Oh shit, right?
Yeah, so thats whats going down with Cheney. His perfect tranquility and seemingly unfallible home is shattered by a stupid-ass radiation cloud. And the ship...it goes off. Not like a little electrical issues, I mean shit gets up and shoots people IN THE FACE. I mean, imagine a tree walking around, capping a bitch. That's what its like for Cheney and his friends. He has to hide from the walls around him, plus protect all the younger kids, PLUS try to save his family, PLUS he has this crush on this chick...its a whole mess of problems. And, lemme tell you, I loved it.
The thought of Plexus itself, the aforementioned self-contained spacecraft that turns on its inhabitants, is not nearly as interesting as the thought that mankind would be forced to create such a machine to begin with. Further mystery introduces itself when its revealed that they had once had contact with Earth, a connection lost years before. In fact, the entire novel is coated in mystery. But then again, what decent sci-fi isn't?
There's kind of an information dump taking up most of the first half and a good quarter of the second, with Cheney's sensible and rather unattached narrative letting the reader know just how commonplace it is for a boy his age living in space to know about telecommunications. It got pretty bland at times, listening to all this rambling (albeit well researched) techspeak. Though is did a pleasent job creating the world of Plexus, I can't imagine it'd convert any new sci-fi fans into the genre.
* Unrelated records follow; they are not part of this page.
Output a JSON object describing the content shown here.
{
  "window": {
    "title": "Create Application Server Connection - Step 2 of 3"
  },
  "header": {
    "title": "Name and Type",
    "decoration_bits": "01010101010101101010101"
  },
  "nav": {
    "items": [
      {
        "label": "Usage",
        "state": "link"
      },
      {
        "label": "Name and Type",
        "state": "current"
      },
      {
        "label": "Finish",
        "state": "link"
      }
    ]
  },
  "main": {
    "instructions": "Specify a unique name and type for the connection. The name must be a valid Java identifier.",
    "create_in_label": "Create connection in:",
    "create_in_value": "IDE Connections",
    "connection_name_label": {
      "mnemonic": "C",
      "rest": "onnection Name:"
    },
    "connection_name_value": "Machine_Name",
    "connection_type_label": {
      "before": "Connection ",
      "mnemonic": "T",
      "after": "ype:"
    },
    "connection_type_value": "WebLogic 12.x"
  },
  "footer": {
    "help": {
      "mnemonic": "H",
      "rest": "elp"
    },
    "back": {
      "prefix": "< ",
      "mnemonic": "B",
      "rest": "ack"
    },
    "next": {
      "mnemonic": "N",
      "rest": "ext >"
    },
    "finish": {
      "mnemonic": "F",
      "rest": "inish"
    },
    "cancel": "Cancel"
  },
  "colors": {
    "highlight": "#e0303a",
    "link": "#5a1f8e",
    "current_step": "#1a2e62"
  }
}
While the plot shines, too many of the characters stutter and die. The scatter-brained yet bordering genius love interest did nothing for me, even as the young crew have to band together to save their asses from the fucking floor. Which is a bad sign, considering anyone can seem like an interesting character in such a situation. The younger kids, including one rebellious little brat who turns out to be the Unlikely Voice of Reason, resonate more with both Cheney and myself, reminding me just a little of those Young Kids v. Monster books that every one of us secretly adores (i.e. It, Lord of the Flies, etc.)
Despite some sloppily done romantic elements and adequete familial bonds, Living Hell does its sci-fi tag justice with intriguing technology at work that science enthusiasts will probably scoff at but anyone with half an imagination will revel in. A decent character read and outstanding modern space epic, Catherine Jinks continues her hold over the Kids Kicking Ass title she so rightly deserves.
Rating: 7 out of 10